Data for analysis section start

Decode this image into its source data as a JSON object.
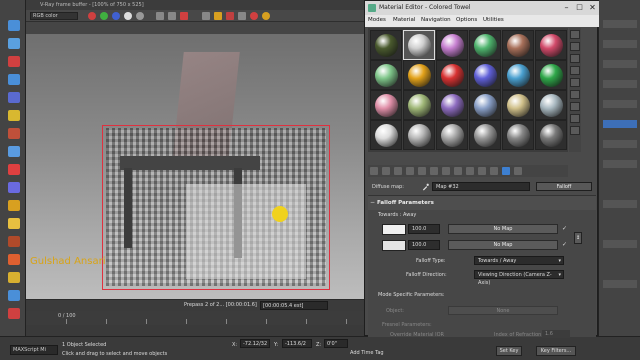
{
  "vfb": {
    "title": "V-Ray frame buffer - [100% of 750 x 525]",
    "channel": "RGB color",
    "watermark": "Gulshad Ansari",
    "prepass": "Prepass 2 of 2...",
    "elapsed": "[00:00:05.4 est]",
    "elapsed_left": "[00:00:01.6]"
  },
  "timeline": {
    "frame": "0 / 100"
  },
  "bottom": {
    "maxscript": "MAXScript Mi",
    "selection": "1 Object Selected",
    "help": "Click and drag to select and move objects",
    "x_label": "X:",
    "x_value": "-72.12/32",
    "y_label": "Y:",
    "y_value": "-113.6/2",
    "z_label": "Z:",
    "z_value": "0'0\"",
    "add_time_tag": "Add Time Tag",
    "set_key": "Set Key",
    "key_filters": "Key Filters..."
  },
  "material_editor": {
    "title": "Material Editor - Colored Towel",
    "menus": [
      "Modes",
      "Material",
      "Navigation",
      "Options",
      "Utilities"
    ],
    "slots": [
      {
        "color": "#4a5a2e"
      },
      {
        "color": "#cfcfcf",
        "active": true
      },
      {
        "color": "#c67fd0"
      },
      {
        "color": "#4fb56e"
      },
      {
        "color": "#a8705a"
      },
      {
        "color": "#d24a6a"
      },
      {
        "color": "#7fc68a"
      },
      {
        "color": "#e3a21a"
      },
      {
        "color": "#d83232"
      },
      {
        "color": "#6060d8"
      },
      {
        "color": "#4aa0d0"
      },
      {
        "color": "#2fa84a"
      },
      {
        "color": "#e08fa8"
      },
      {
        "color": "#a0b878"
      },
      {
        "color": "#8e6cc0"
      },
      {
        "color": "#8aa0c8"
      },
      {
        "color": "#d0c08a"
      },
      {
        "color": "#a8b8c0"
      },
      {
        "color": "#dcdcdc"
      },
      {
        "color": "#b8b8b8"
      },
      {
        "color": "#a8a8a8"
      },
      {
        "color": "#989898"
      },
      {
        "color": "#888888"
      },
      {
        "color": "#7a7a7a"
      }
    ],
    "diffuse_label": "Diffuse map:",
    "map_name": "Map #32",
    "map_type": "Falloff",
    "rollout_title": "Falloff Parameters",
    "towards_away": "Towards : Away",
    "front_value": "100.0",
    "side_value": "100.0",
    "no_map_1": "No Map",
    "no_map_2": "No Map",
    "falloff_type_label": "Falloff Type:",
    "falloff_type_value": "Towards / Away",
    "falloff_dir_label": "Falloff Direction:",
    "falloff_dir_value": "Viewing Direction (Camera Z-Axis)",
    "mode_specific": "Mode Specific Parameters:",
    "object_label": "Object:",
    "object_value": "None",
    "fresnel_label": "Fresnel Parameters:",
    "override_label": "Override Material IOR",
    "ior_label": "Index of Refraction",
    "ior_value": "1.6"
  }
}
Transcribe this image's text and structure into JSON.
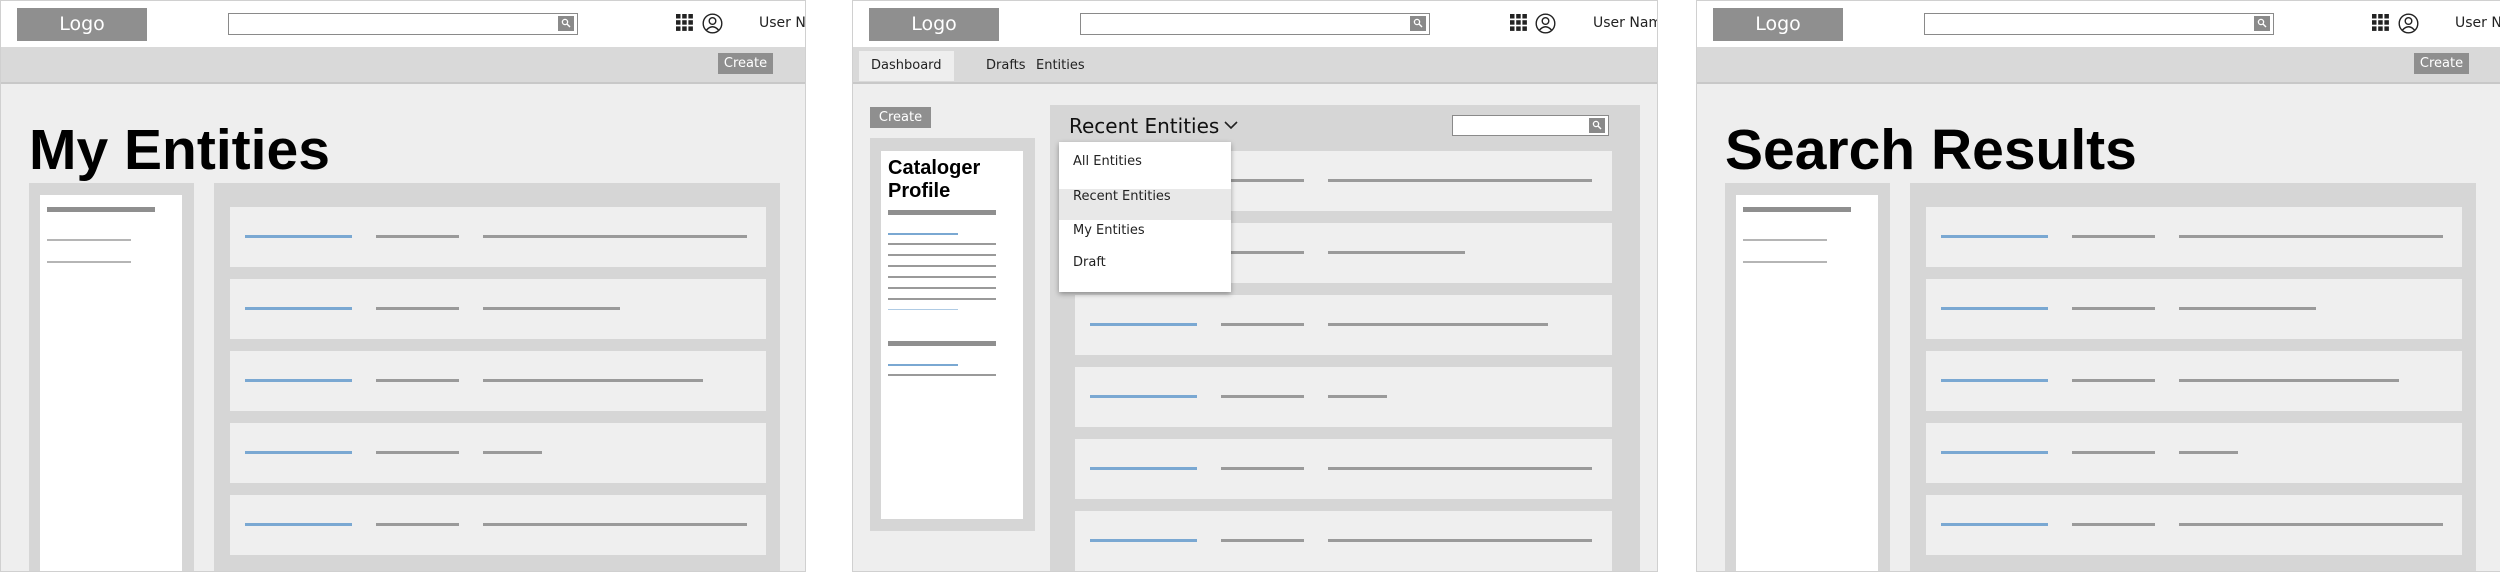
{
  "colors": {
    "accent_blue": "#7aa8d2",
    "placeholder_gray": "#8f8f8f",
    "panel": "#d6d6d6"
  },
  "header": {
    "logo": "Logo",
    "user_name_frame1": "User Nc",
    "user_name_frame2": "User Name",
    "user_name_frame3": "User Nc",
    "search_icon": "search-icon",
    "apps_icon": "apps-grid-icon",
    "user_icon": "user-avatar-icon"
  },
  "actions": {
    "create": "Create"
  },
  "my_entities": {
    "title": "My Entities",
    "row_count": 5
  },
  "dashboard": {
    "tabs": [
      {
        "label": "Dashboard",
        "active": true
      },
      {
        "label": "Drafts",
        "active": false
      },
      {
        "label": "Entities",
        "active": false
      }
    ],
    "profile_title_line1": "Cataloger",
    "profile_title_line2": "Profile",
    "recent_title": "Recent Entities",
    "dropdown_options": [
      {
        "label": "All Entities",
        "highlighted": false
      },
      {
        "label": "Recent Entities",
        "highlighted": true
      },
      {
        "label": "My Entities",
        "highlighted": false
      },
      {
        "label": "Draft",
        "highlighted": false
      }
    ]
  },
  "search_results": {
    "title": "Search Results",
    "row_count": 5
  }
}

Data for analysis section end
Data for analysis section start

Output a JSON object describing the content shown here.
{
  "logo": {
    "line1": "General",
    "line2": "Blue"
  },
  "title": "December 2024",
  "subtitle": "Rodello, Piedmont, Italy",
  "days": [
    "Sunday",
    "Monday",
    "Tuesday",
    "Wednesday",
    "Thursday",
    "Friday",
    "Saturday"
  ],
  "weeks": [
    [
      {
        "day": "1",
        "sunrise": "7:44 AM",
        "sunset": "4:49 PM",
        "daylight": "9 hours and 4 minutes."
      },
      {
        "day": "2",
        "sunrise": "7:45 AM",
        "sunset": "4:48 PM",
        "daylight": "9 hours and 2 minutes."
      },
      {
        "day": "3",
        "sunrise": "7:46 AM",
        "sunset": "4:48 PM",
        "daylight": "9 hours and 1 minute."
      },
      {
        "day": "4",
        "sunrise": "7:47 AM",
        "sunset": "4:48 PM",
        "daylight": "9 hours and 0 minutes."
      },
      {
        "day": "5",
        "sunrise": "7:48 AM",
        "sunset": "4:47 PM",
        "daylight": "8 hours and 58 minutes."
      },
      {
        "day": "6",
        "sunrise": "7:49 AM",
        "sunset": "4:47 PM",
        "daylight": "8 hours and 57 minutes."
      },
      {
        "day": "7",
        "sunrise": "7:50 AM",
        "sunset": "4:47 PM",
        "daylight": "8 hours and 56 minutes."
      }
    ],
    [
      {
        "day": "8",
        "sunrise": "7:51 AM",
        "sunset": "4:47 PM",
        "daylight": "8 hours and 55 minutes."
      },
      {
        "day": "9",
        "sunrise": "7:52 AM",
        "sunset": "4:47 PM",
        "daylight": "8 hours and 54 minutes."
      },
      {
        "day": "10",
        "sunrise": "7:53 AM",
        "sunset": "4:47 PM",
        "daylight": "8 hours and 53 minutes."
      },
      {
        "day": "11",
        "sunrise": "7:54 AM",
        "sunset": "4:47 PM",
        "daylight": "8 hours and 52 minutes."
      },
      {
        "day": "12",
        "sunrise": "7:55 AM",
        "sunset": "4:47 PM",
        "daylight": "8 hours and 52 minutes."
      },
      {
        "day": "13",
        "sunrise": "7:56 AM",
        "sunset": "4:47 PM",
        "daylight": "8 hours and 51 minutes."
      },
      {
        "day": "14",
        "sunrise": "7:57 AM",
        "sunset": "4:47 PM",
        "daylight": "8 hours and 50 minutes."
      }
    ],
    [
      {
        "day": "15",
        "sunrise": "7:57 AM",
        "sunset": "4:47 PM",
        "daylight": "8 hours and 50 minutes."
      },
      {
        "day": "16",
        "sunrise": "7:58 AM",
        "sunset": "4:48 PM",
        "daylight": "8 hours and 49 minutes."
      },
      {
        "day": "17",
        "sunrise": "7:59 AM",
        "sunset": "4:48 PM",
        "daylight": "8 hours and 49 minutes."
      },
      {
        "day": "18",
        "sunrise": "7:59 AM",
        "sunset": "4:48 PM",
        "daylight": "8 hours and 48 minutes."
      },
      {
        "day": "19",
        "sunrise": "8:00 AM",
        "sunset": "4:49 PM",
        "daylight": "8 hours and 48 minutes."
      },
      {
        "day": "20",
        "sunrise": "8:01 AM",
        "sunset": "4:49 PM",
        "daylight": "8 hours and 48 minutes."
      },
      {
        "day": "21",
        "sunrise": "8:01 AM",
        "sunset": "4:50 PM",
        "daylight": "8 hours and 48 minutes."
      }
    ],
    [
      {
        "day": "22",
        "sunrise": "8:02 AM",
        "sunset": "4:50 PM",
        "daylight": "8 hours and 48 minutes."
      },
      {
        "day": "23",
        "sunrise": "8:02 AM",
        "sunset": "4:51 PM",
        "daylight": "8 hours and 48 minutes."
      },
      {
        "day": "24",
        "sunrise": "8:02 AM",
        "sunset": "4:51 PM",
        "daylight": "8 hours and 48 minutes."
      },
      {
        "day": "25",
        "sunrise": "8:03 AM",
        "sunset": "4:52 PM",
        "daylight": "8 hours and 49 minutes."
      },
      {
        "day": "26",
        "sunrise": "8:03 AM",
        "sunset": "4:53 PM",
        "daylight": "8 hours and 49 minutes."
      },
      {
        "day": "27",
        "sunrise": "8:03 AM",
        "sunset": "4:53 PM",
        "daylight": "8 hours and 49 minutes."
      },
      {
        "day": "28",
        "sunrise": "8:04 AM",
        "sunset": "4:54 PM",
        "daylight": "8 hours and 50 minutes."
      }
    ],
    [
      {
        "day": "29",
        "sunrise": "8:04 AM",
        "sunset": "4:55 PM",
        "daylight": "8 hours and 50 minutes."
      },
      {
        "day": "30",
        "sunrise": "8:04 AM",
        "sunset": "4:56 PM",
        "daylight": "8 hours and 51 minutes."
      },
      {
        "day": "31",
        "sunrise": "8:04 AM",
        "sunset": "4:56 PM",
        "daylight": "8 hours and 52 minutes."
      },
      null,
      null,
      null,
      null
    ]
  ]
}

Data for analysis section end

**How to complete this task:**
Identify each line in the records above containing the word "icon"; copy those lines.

**Answer box:**
    "search_icon": "search-icon",
    "apps_icon": "apps-grid-icon",
    "user_icon": "user-avatar-icon"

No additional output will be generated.